Transactional Nits

Have you ever wondered whether the nuances of transactional language matter? Consider Judge Dennis Montali’s seven-page analysis of a liquidation plan and disclosure statement in the Heller Ehrman bankruptcy.

Many of his criticisms are substantive, but he also flags some common attention-to-detail problems in transactional documents. Here are five:

1. Capitalizing common nouns that are never defined

The judge speaks: “Settlement Agreement” is not a defined term. “Self Insured Retention Amount” is not a defined term. “Dissolution Plan” is not a defined term.

Action plan: Review your agreements for capitalized words that are not proper names yet are not defined.

2. Inconsistencies between defined terms

The judge speaks: The definition in (ii) conflicts with the Disallowed Claim definition in 1.50.

Action plan: Cross-reference all definitions embedded in other definitions (or better yet, don’t use a definition to define a separate term).

3. Inconsistent treatment of operative provisions

The judge speaks: Is the use of different but similar terms (“five per cent (5%) per annum” and “five percent simple interest”) intentional or inadvertent?

Action plan: Create a simple style sheet for key parties, currencies, and formulas.

4. Faulty cross-referenced paragraph numbers

The judge speaks: “5.15” should be “5.23”; “5.27” should be “5.28.”

Action plan: Few mistakes are more common than this one.
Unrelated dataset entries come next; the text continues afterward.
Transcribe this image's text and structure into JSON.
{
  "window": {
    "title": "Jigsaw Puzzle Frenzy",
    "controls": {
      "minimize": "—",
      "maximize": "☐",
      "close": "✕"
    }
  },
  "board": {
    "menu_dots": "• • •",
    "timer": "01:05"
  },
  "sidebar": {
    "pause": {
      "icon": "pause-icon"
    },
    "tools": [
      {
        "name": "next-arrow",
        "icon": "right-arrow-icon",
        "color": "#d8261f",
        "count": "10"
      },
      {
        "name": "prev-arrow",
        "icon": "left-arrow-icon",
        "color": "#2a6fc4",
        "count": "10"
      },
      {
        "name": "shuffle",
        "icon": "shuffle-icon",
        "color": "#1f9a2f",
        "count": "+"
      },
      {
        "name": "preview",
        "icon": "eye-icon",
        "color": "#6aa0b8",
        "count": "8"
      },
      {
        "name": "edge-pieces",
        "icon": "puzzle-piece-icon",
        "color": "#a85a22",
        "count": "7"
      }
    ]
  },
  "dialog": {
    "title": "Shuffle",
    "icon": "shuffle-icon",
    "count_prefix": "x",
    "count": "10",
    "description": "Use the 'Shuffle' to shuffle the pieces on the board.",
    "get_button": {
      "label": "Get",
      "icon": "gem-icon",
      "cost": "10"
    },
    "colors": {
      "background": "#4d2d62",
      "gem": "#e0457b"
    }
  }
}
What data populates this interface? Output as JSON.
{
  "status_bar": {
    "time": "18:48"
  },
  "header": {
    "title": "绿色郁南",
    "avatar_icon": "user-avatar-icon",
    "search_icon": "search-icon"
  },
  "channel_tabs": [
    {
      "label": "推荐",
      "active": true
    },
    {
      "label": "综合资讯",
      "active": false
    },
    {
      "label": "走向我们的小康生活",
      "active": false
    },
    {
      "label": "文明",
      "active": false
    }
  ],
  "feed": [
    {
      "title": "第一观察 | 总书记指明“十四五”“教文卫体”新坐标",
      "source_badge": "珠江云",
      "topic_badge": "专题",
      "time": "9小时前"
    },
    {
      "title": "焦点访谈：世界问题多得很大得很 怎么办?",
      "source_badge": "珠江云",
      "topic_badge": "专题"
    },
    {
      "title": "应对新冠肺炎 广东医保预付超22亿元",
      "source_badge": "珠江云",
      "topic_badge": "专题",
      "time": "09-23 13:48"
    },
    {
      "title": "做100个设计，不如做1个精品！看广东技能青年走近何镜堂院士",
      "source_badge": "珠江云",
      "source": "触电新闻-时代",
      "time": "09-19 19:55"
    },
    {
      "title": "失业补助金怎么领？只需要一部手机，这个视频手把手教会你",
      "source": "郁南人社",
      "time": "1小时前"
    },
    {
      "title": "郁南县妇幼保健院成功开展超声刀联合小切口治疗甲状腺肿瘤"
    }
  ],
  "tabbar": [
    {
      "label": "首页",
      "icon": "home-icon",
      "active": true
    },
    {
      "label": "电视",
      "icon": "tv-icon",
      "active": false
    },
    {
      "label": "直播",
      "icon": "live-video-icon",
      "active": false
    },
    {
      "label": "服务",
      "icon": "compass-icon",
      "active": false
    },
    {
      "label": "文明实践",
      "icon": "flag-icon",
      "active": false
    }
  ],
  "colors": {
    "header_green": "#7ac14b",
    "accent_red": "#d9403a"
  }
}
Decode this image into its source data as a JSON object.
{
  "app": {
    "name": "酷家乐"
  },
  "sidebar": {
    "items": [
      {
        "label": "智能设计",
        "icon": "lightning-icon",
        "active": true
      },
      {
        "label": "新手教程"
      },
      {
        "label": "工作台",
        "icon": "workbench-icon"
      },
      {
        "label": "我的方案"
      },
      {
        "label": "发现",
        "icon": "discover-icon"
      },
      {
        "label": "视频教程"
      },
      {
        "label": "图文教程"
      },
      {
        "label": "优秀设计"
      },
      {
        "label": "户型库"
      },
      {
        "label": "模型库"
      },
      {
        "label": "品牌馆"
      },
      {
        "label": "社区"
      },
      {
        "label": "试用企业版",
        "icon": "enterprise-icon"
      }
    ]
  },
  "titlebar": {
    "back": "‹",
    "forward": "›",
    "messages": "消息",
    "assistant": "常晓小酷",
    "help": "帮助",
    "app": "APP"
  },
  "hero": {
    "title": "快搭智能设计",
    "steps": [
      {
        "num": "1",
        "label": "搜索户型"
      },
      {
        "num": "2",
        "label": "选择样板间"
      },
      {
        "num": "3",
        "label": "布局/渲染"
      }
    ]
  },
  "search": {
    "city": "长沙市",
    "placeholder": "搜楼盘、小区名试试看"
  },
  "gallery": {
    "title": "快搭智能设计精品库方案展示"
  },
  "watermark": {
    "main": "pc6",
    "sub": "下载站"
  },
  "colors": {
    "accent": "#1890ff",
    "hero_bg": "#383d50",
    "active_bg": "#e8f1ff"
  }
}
Toward the end of your review, make sure all cross-referenced paragraph numbers are still accurate.

5. Inconsistent formatting

The judge speaks: “6” should be “VI.”

Action plan: If you haven’t installed software to catch such glitches, check your section and subsection headings, and also review for consistent treatment of margins.

One last tip: Use my ten-point checklist for reviewing transactional documents:

Transactional Checklist

Order Point Made

Order Point Taken

Order Deal Struck